The Employment Situation report for September released by the Bureau of Labor Statistics (BLS) today surprised analysts with a 0.3 percentage point decline in the unemployment rate, from 8.1% in August to 7.8% in September. Unlike last month when the decline in the unemployment rate from 8.3% to 8.1% was attributable to a shrinking labor force, the September decline was based on a surge in the number of persons employed, a gain of 873,000, according to the household survey. This is a large gain, even for this survey, which tends to have bigger swings than the establishment survey.
In contrast, the establishment survey reported a much more subdued net gain of 114,000 in nonfarm payroll employment in September.
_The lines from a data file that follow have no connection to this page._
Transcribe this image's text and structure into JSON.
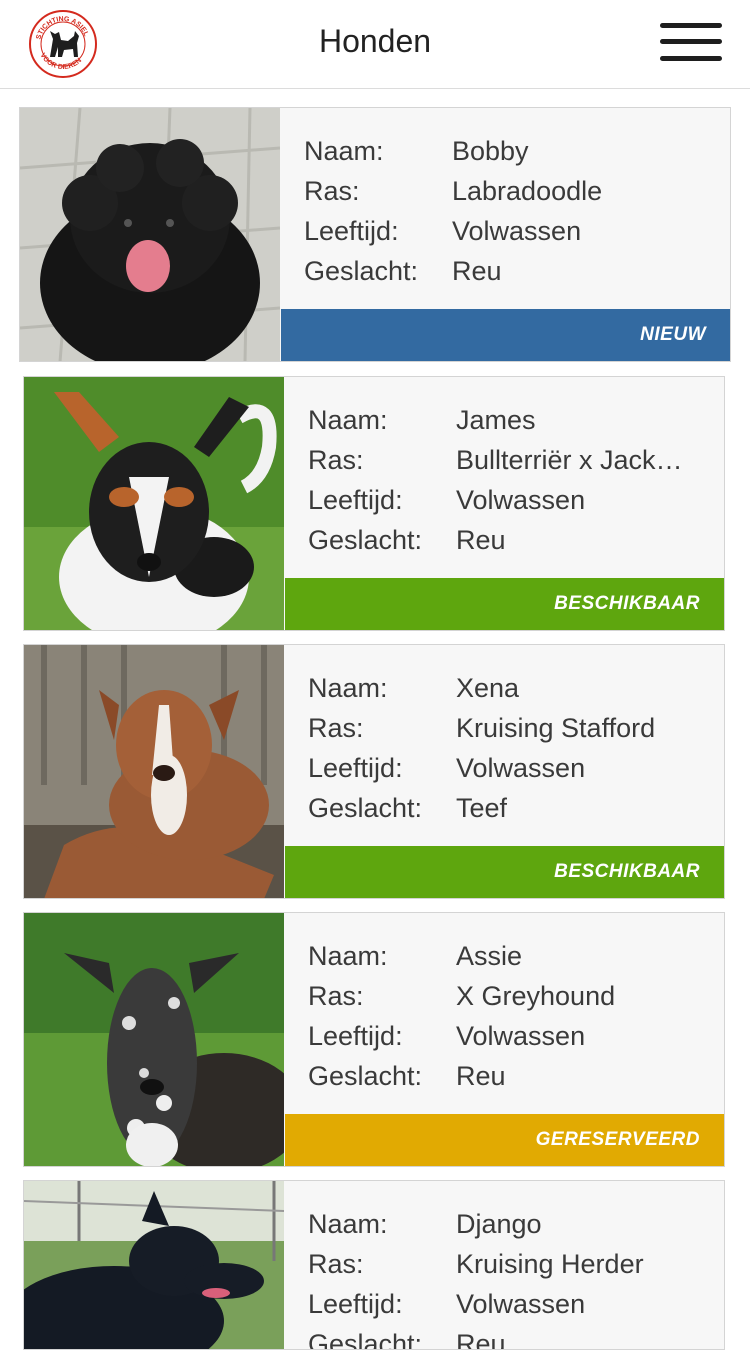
{
  "header": {
    "logo_text": "STICHTING ASIEL VOOR DIEREN",
    "title": "Honden",
    "menu_icon": "hamburger-menu-icon"
  },
  "labels": {
    "name": "Naam:",
    "breed": "Ras:",
    "age": "Leeftijd:",
    "sex": "Geslacht:"
  },
  "status_colors": {
    "NIEUW": "#336aa1",
    "BESCHIKBAAR": "#5ea60e",
    "GERESERVEERD": "#e1aa02"
  },
  "dogs": [
    {
      "name": "Bobby",
      "breed": "Labradoodle",
      "age": "Volwassen",
      "sex": "Reu",
      "status": "NIEUW"
    },
    {
      "name": "James",
      "breed": "Bullterriër x Jack…",
      "age": "Volwassen",
      "sex": "Reu",
      "status": "BESCHIKBAAR"
    },
    {
      "name": "Xena",
      "breed": "Kruising Stafford",
      "age": "Volwassen",
      "sex": "Teef",
      "status": "BESCHIKBAAR"
    },
    {
      "name": "Assie",
      "breed": "X Greyhound",
      "age": "Volwassen",
      "sex": "Reu",
      "status": "GERESERVEERD"
    },
    {
      "name": "Django",
      "breed": "Kruising Herder",
      "age": "Volwassen",
      "sex": "Reu",
      "status": ""
    }
  ]
}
The private sector added 104,000 jobs while the government sector added 10,000 jobs. Large upward revisions, mainly in local education, account for the bulk of the upward revision of 86,000 for July and August. This brings the average monthly pace of payroll gains to 146,000 for the year so far. Ordinarily monthly job growth of 200,000 is required to keep up with growth in the labor force and keep the unemployment rate from rising.
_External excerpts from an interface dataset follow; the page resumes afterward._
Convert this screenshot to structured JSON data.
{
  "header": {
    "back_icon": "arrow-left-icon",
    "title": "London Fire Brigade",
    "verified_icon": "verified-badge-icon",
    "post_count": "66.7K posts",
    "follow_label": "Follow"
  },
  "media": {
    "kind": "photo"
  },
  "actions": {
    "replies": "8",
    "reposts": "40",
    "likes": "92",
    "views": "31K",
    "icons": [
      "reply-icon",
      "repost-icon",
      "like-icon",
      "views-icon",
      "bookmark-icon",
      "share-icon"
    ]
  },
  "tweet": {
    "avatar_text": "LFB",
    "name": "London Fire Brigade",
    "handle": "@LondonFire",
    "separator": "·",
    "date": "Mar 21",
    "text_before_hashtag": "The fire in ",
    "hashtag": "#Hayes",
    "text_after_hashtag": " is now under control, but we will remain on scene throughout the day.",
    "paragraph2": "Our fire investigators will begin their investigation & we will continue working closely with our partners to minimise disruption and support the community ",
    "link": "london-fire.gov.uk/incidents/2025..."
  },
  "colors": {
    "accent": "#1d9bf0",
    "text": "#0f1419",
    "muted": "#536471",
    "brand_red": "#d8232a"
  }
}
The divergence between the establishment and household surveys, in this case weak payroll growth and a declining unemployment rate, is not new. The establishment survey has a larger sample and movements in the household survey tend to be more volatile. This combined with the swings in the size of the labor force since the end of the recession point to the subpar growth in payrolls as a better indicator of current labor market conditions than the recent declines in the unemployment rate.